◆ EXERCISE OBJECTIVE:
Copy the records below exactly as they are written.

◆ SUPPLIED DATA:
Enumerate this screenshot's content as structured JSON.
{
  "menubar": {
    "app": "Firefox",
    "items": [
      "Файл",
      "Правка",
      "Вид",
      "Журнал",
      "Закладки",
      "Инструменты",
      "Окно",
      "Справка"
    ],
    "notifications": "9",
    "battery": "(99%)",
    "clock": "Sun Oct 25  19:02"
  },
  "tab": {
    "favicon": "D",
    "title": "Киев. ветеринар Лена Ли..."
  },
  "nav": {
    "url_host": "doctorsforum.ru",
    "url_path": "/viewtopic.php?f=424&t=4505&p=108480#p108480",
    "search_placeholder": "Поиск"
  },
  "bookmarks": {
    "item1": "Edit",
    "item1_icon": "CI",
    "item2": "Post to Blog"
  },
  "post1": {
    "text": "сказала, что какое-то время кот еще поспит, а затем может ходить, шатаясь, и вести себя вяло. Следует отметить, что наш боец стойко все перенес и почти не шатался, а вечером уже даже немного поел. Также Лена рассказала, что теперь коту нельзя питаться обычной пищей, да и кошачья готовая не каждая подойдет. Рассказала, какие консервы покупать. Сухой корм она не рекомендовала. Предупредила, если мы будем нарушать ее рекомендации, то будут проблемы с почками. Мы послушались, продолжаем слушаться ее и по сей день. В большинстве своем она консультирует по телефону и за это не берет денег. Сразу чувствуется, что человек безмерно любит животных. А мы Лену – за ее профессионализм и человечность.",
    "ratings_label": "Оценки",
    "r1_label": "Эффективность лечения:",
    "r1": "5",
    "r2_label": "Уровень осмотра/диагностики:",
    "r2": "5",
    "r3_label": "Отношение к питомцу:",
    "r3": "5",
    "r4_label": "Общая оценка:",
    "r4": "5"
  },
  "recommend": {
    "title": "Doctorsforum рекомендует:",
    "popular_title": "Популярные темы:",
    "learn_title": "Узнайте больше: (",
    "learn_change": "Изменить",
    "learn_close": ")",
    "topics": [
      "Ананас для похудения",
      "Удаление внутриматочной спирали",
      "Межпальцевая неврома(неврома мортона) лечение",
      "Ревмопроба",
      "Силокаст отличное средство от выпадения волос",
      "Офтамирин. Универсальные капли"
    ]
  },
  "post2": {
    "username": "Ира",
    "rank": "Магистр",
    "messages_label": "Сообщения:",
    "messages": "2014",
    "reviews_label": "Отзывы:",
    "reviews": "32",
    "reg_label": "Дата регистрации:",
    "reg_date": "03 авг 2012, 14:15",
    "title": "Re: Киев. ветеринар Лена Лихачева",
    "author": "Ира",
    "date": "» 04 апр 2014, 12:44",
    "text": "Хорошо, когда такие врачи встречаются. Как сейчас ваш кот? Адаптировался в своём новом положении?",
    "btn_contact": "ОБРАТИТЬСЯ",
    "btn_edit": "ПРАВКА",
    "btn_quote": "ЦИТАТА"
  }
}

◆ WRITTEN ANSWER:
Enumerate this screenshot's content as structured JSON.
{
  "menubar": {
    "app": "Firefox",
    "items": [
      "Файл",
      "Правка",
      "Вид",
      "Журнал",
      "Закладки",
      "Инструменты",
      "Окно",
      "Справка"
    ],
    "notifications": "9",
    "battery": "(99%)",
    "clock": "Sun Oct 25  19:02"
  },
  "tab": {
    "favicon": "D",
    "title": "Киев. ветеринар Лена Ли..."
  },
  "nav": {
    "url_host": "doctorsforum.ru",
    "url_path": "/viewtopic.php?f=424&t=4505&p=108480#p108480",
    "search_placeholder": "Поиск"
  },
  "bookmarks": {
    "item1": "Edit",
    "item1_icon": "CI",
    "item2": "Post to Blog"
  },
  "post1": {
    "text": "сказала, что какое-то время кот еще поспит, а затем может ходить, шатаясь, и вести себя вяло. Следует отметить, что наш боец стойко все перенес и почти не шатался, а вечером уже даже немного поел. Также Лена рассказала, что теперь коту нельзя питаться обычной пищей, да и кошачья готовая не каждая подойдет. Рассказала, какие консервы покупать. Сухой корм она не рекомендовала. Предупредила, если мы будем нарушать ее рекомендации, то будут проблемы с почками. Мы послушались, продолжаем слушаться ее и по сей день. В большинстве своем она консультирует по телефону и за это не берет денег. Сразу чувствуется, что человек безмерно любит животных. А мы Лену – за ее профессионализм и человечность.",
    "ratings_label": "Оценки",
    "r1_label": "Эффективность лечения:",
    "r1": "5",
    "r2_label": "Уровень осмотра/диагностики:",
    "r2": "5",
    "r3_label": "Отношение к питомцу:",
    "r3": "5",
    "r4_label": "Общая оценка:",
    "r4": "5"
  },
  "recommend": {
    "title": "Doctorsforum рекомендует:",
    "popular_title": "Популярные темы:",
    "learn_title": "Узнайте больше: (",
    "learn_change": "Изменить",
    "learn_close": ")",
    "topics": [
      "Ананас для похудения",
      "Удаление внутриматочной спирали",
      "Межпальцевая неврома(неврома мортона) лечение",
      "Ревмопроба",
      "Силокаст отличное средство от выпадения волос",
      "Офтамирин. Универсальные капли"
    ]
  },
  "post2": {
    "username": "Ира",
    "rank": "Магистр",
    "messages_label": "Сообщения:",
    "messages": "2014",
    "reviews_label": "Отзывы:",
    "reviews": "32",
    "reg_label": "Дата регистрации:",
    "reg_date": "03 авг 2012, 14:15",
    "title": "Re: Киев. ветеринар Лена Лихачева",
    "author": "Ира",
    "date": "» 04 апр 2014, 12:44",
    "text": "Хорошо, когда такие врачи встречаются. Как сейчас ваш кот? Адаптировался в своём новом положении?",
    "btn_contact": "ОБРАТИТЬСЯ",
    "btn_edit": "ПРАВКА",
    "btn_quote": "ЦИТАТА"
  }
}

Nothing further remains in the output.